I just looked into the lengthy history and background of the Rocinante (The Expanse): that’s a lot of work for a
starship spaceship’s name. I wouldn’t put in that kind of effort unless it was the key PC ship for an entire campaign (which it is, so far as the book series is concerned…)
Anyways, bravo for that demonstration of love and hard-core research!
In the current “wet” Navy, a “Fleet” is more of an organizational fiction rather than an actual entity. A group of ships belong to a fleet. But what is generally encountered at sea is a “Task Force.” A few ships from a fleet are “detached” to form a task force charged with performing a specific mission. When the mission is completed, the ships of the task force are dissolved back into the fleet.
|US Navy Units|
|Task Element||Commander to Captain||One large vessel (plus escorts)|
|Task Unit||Rear admiral to Commodore||3 to 4 task elements.
If no capital ships = Flotilla
If any capital ships = Squadron
|Task Group||Rear admiral||2 or more task units|
|Task Force or
|Vice admiral||2 or more task groups|
|Fleet||Admiral||all vessels in a general region|
|Fleet admiral||Nation’s entire naval forces.|
Going off of a very rough historical comparison to WW1 and earlier naval organizations try:
Squadron = More than 3 ships of same type/class/mission.
Flotilla = more than 1 Squadron operating independently under one commander.
Division = same as a Flotilla except operating as part of a Fleet.
Fleet = Multiple Divisions.
The logistical support ships, cargo, colliers, oilers, etc. usually operated to support the battle Fleet (Flotilla etc) and could be called a Division, Squadron, or Fleet Train. Some support vessels were never organized into units at all.
The US Navy still uses Squadrons, but formed units are generally called Battle Groups or Task Forces when operating alone, though they are still part of the Fleet.
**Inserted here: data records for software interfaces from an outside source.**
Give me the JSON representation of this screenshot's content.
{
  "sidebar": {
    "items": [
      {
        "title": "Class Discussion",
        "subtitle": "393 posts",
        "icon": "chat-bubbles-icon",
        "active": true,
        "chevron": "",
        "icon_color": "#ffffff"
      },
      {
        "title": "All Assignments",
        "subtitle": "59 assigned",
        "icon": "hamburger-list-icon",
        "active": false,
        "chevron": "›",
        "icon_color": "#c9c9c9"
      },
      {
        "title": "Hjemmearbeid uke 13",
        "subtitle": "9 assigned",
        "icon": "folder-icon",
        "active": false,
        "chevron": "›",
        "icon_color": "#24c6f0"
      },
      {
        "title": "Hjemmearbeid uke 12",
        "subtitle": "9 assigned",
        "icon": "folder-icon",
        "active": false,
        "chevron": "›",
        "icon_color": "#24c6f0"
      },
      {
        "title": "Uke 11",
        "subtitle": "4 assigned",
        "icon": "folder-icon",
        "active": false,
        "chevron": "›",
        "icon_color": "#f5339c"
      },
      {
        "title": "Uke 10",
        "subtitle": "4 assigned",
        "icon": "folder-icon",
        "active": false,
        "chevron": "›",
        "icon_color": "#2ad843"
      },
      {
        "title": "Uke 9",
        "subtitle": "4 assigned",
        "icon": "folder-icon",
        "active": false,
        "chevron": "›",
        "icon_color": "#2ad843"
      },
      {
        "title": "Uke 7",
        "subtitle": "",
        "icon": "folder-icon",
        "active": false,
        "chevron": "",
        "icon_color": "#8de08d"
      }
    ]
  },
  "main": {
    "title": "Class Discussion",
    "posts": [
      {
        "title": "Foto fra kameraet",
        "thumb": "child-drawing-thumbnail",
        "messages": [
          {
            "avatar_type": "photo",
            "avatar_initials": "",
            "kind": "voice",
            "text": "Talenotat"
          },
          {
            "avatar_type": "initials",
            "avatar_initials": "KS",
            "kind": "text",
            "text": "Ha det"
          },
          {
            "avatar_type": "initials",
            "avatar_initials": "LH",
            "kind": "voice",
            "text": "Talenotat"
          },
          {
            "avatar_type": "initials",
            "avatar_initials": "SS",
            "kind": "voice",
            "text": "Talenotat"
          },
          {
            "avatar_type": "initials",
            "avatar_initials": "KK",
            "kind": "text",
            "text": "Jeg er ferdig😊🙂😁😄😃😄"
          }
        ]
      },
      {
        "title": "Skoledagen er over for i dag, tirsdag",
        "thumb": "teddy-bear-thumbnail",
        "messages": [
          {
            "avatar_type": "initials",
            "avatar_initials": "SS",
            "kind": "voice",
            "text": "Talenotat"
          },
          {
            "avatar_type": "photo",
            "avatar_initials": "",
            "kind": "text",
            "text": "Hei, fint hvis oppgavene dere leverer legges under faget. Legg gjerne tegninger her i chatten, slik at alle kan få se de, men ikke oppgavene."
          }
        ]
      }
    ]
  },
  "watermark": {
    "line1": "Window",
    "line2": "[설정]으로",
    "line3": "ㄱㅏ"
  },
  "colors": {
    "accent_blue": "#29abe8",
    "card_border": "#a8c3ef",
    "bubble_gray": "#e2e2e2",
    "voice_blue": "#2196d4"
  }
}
Pineconez’ second law:
Assuming a techlevel more advanced than nearfuture (i.e. interstellar -or- extremely cheap interplanetary travel exists), there will exist no true warship which will not ALSO be capable of single-handedly exterminating an entire continent, be it via nukes, kinetics or handwavium bombs.
If you are able to intercept and kill another warship across a star system, you are also capable of reducing to radioactive rubble an entire planetary civilization with little effort.
Really, Pineconez’s second law shouldn’t need to be explicitly mentioned, but Referees and Scenario Builders sometimes forget what kind of toys they are playing with.
And one more thing…
Military strategy theory that basically says whichever side has more combat units in the battle automatically wins. Science fiction authors and game designers find this to result in scenarios that are drearily boring, so they often go out of their way to try to figure out extenuating circumstances to ensure military combat in their novels is non-Lanchesterian.
Well, not really, at least not for me. Big men tend to win their fights against small men, and wealthy nations tend to win their fights against poor nations: that’s just part of the fabric of reality.
What’s really interesting when you have a man with a sword, fighting a swarm of bees…
I know: what instantly comes to mind is the various Western (and Soviet!) adventures in the Middle East.
But there’s more than one way to shatter the chessboard: I still remember the shock I had in the early 90s when I realized that all the Soviet secret police, all the Border Guards, all the propaganda and media control, all of it could not save the Soviet State.
My young and vigorous faith in the power of men and guns and media control never really recovered from that blow.
Still: “The battle is not always to the strong… but that’s still the smart way to bet.”